Perhaps the best way in which I can stimulate thought, and give some little help in this matter, is to make the blunt statement that I have not followed this practice in my ministry (to give altar calls). And let me give some of the reasons which have influenced me in that respect. I shall not attempt to state them in any exact systematic order, but here is roughly the order. The first is that it is wrong, surely, to put direct pressure on the will. Let me explain that. Man consists of mind, affections and will; and my contention is that you should not put direct pressure on the will. The will should always be approached primarily through the mind, the intellect, and then through the affections. The action of the will should be determined by those influences. My scriptural warrant for saying that is Paul’s Epistle to the Romans chapter 6, verse 17, where the Apostle says: ‘God be thanked that ye were the servants of sin, but ye have obeyed from the heart that form of doctrine that was delivered you.’
D. Martin Lloyd Jones, pg. 271, Preaching and Preachers
Lastly, and only lastly, Homiletics. This to me is almost an abomination. There are books bearing such titles as The Craft of Sermon Construction, and The Craft of Sermon Illustration. That is, to me, prostitution.
Preaching and Preachers, D. Martin Lloyd-Jones, pg. 118-119
Gotta love the doctor. How true is this.

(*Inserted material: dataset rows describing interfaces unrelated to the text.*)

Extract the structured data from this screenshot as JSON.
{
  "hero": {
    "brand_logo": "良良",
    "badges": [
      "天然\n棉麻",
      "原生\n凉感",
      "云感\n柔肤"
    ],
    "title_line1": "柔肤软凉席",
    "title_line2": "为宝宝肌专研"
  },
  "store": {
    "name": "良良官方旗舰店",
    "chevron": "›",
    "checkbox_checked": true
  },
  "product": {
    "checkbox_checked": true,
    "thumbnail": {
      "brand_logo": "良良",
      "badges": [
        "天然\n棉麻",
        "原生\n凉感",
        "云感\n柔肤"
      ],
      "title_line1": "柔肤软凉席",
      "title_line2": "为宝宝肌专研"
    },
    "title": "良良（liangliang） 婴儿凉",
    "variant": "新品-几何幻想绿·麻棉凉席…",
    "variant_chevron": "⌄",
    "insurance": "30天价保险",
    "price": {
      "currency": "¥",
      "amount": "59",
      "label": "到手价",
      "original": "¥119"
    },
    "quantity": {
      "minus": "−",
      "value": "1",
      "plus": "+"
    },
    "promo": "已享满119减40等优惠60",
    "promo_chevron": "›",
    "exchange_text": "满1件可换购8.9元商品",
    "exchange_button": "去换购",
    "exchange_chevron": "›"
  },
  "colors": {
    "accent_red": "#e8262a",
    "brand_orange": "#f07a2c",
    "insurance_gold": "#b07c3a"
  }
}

What is the chief end of preaching? I like to think it is this. It is to give men and women a sense of God and His presence. As I have said already, during this last year I have been ill, and so have had the opportunity, and the privilege, of listening to others, instead of preaching myself. As I have listened in physical weakness this is the thing I have looked for and longed for and desired. I can forgive a man for a bad sermon, I can forgive the preacher almost anything if he gives me a sense of God, if he gives me something for my soul, if he gives me the sense that, though he is inadequate himself, he is handling something which is very great and very glorious, if he gives me some dim glimpse of the majesty and the glory of God, the love of Christ my Saviour, and the magnificence of the Gospel. If he does that I am his debtor, and I am profoundly grateful to him. Preaching is the most amazing, and the most thrilling activity that one can ever be engaged in, because of all that it holds out for all of us in the present, and because of the glorious endless possibilities in an eternal future.”
Martin Lloyd-Jones, Preaching and Preachers, 98